═════ THE DATA ═════

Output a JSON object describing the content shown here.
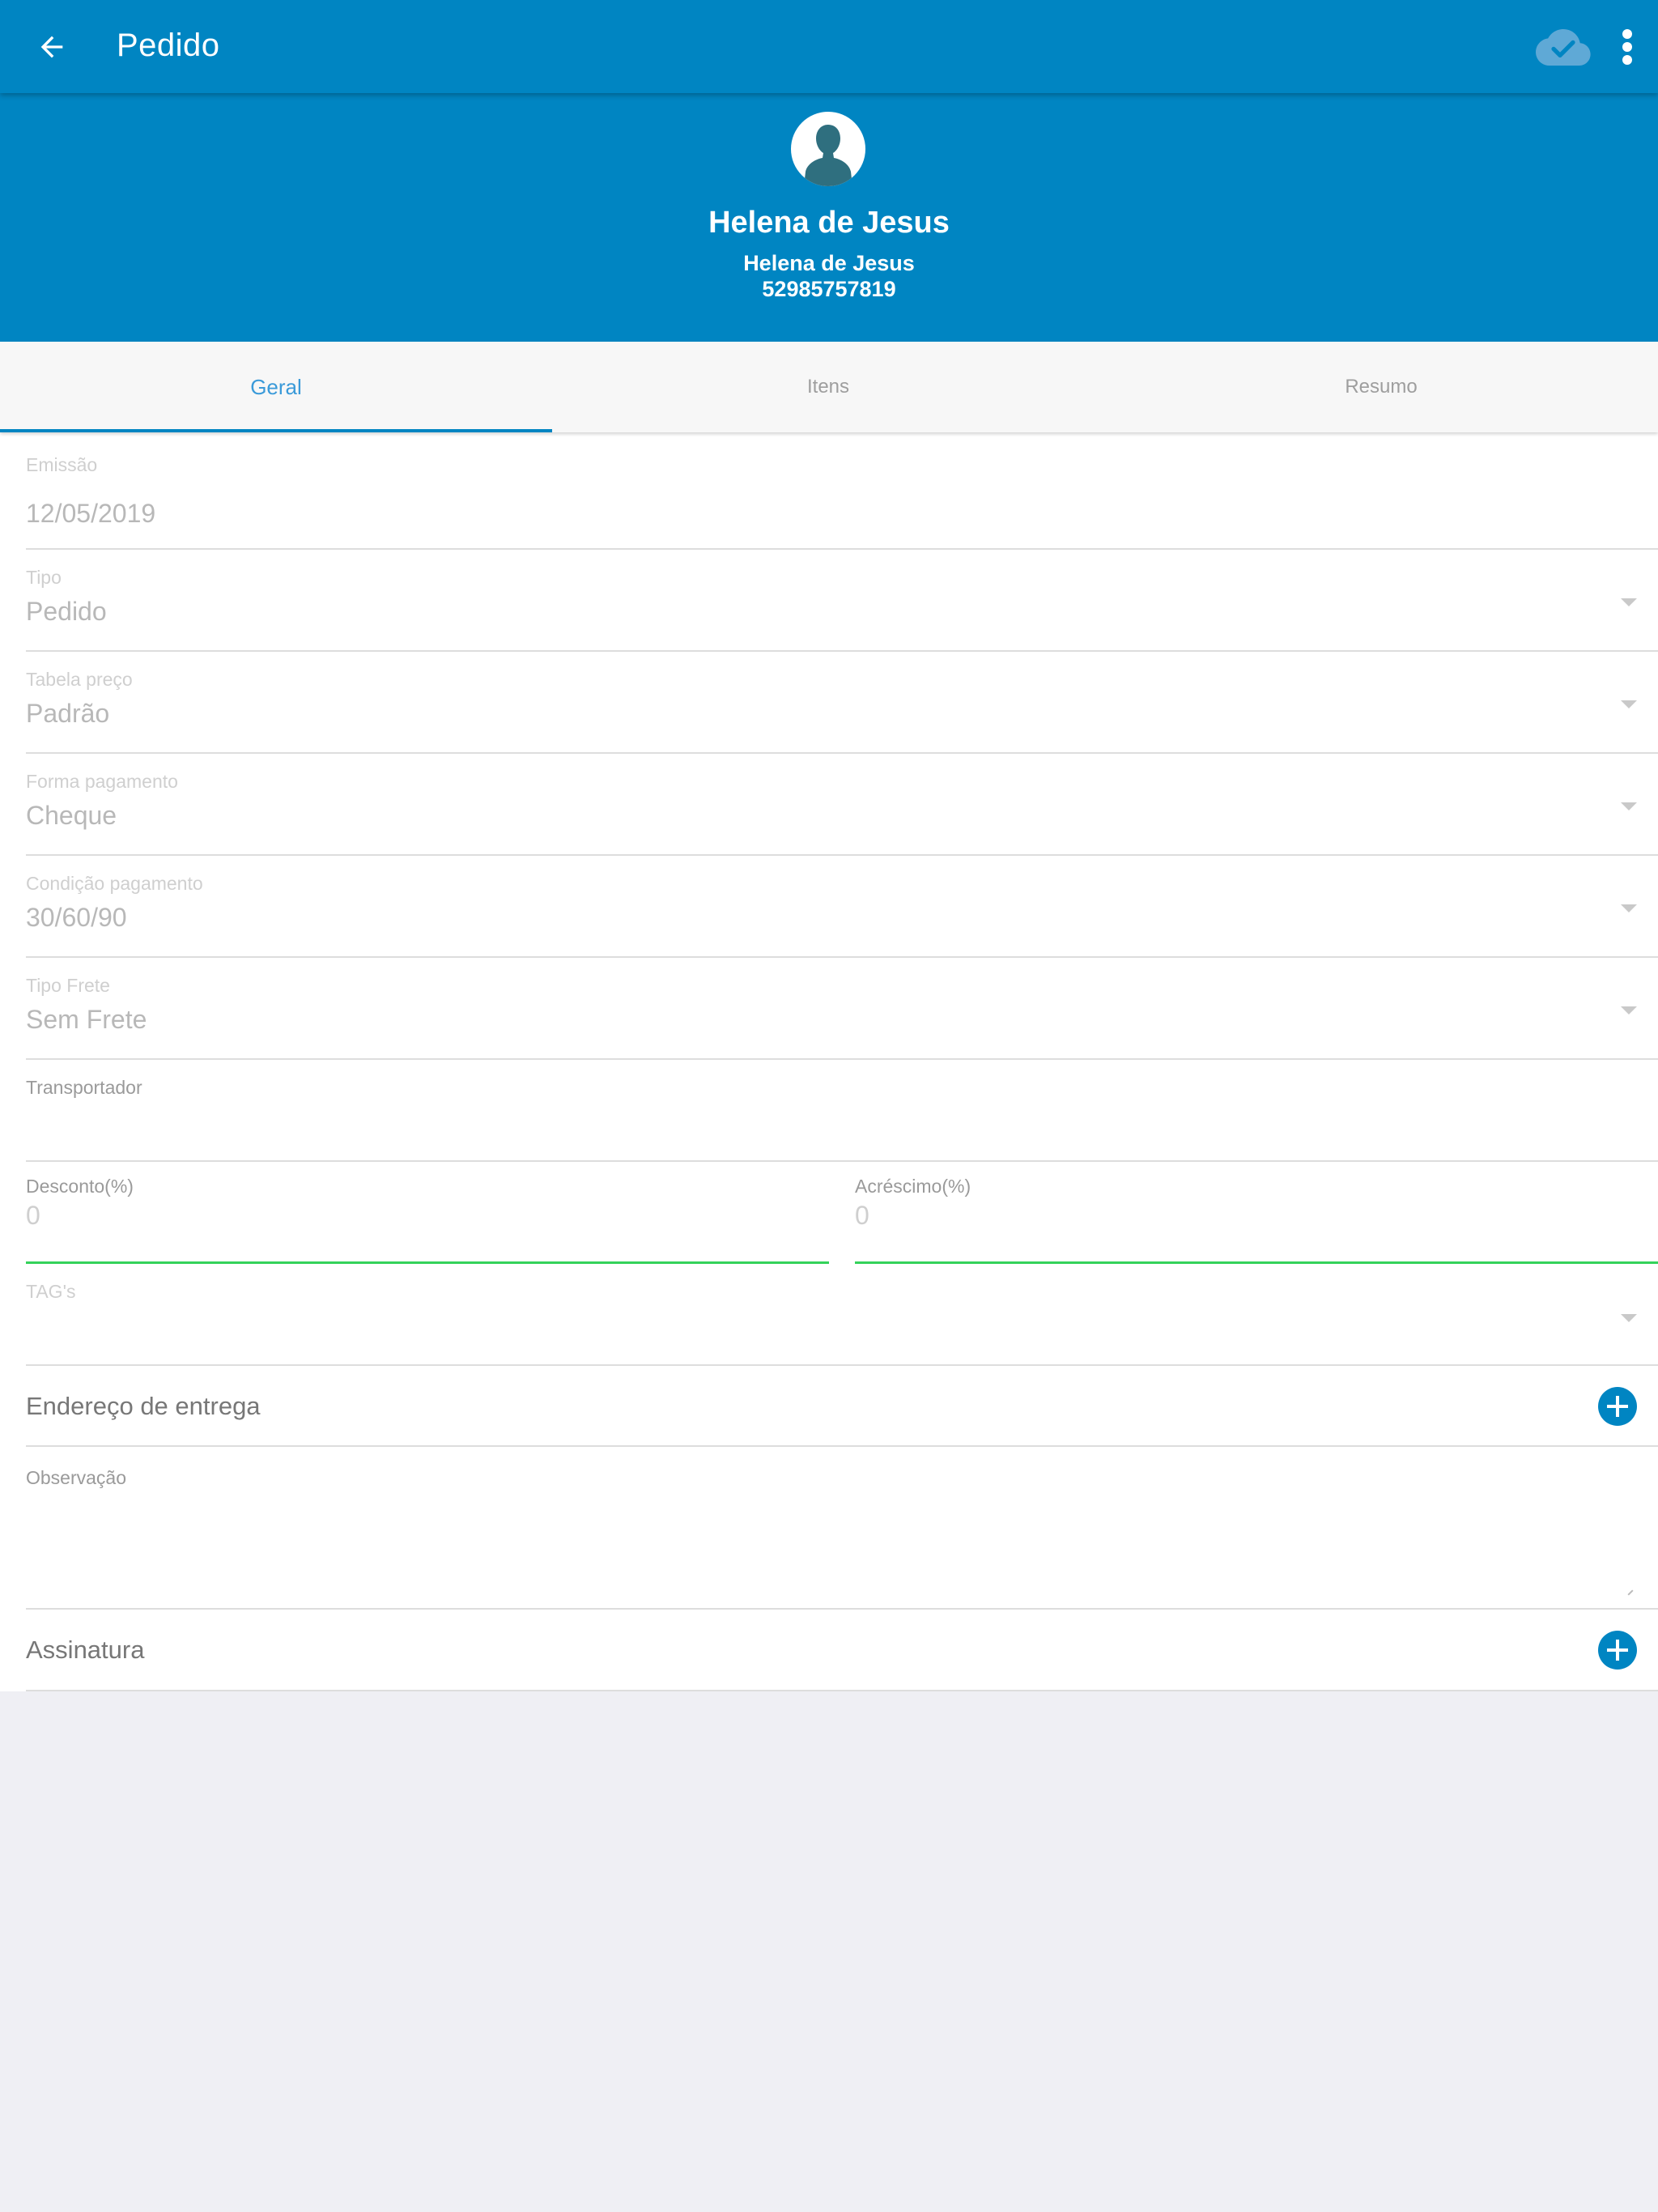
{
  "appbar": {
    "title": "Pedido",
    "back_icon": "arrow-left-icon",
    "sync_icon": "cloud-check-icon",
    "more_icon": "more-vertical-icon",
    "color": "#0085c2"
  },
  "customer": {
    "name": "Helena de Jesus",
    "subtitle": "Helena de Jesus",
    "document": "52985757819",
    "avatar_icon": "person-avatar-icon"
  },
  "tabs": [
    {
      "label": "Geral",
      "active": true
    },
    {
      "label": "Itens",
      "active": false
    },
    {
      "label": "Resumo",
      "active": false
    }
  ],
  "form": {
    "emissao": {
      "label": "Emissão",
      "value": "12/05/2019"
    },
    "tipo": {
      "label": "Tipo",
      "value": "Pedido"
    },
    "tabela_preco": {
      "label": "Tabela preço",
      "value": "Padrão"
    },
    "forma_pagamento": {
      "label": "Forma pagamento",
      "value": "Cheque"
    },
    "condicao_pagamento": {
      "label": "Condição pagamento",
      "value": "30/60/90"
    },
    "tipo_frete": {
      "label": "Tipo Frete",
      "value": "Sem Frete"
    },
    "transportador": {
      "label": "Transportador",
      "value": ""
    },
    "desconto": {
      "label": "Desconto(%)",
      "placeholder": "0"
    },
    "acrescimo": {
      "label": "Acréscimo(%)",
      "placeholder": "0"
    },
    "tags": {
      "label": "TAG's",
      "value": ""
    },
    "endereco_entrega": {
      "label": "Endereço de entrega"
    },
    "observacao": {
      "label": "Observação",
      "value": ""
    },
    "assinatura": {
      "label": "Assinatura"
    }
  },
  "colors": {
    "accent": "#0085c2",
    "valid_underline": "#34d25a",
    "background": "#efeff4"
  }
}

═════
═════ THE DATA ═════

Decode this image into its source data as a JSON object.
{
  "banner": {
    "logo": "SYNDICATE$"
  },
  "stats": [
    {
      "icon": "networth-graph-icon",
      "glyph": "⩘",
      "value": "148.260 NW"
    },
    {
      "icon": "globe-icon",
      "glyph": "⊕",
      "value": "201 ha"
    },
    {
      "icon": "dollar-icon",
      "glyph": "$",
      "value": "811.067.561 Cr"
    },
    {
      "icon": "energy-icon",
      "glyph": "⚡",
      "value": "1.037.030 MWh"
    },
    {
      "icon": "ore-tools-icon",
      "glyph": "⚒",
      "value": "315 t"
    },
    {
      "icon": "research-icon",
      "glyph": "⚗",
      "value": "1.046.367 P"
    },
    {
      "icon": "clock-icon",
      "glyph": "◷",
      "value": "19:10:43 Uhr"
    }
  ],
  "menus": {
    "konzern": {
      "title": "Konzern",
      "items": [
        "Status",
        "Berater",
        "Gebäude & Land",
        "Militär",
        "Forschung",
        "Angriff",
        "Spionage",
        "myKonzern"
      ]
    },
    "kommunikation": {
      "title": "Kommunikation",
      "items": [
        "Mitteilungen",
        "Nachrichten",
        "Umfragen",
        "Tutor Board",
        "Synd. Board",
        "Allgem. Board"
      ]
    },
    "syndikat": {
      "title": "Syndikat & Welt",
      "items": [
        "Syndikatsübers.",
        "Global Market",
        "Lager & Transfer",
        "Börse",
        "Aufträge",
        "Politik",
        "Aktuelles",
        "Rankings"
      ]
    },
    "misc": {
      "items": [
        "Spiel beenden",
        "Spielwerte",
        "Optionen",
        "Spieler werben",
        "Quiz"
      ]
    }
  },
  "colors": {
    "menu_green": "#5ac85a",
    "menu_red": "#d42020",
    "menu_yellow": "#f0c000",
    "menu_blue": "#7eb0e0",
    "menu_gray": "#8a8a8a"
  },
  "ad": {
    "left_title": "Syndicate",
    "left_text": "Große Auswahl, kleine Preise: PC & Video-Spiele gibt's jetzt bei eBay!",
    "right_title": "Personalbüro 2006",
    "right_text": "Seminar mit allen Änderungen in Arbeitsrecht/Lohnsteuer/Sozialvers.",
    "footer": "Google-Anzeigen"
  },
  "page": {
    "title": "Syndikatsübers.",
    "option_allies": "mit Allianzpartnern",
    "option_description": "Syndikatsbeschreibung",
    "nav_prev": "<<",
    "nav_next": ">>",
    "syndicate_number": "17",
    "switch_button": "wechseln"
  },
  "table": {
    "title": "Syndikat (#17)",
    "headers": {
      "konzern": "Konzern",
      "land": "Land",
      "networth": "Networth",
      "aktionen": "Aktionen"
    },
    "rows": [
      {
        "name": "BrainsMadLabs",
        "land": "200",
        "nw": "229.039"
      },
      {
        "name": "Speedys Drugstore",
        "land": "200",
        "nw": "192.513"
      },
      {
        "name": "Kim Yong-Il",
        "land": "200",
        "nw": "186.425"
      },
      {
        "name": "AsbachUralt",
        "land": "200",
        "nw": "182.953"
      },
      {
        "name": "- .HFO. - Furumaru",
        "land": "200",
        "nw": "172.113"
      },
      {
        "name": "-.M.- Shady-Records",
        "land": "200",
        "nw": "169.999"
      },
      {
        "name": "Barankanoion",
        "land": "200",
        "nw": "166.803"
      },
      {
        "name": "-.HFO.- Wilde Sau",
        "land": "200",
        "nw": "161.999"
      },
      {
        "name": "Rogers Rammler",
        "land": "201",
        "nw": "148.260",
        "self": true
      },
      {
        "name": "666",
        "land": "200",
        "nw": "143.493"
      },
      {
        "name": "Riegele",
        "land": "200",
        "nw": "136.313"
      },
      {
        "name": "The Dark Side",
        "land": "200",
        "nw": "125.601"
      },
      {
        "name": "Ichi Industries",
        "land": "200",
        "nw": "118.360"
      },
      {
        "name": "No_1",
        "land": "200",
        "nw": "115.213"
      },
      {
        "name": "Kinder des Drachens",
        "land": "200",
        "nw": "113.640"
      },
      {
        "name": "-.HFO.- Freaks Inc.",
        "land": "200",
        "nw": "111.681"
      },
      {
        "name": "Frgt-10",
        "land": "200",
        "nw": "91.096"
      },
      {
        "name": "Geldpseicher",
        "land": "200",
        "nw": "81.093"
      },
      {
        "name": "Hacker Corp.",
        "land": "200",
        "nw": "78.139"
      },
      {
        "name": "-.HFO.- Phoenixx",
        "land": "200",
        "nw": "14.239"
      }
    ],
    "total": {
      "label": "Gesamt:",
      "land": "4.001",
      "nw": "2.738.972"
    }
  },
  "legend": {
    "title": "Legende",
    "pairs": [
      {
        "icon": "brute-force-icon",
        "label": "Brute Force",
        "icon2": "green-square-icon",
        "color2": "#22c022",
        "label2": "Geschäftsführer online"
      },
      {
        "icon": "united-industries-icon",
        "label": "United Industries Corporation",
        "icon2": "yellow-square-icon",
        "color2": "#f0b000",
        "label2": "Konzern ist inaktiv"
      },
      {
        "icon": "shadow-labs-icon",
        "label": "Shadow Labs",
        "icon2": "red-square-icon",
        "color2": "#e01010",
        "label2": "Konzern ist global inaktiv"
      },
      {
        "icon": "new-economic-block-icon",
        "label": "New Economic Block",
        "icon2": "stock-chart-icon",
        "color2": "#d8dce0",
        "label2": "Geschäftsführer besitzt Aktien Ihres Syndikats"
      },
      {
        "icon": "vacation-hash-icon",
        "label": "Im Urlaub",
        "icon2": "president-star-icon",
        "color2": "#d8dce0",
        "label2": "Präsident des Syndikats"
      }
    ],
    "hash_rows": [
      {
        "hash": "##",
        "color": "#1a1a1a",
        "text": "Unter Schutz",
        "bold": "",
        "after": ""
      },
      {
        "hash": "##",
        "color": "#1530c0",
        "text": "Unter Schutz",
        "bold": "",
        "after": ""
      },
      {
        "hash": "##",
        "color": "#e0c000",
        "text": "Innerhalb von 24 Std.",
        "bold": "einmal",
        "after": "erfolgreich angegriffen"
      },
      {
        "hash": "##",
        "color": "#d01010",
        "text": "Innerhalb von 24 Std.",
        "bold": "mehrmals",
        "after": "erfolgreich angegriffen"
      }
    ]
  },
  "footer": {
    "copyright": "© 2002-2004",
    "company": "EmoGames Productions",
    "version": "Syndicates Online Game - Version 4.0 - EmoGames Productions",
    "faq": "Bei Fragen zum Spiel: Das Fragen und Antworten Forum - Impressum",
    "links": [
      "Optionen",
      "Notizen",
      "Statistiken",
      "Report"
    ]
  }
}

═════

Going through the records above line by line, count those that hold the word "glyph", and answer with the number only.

7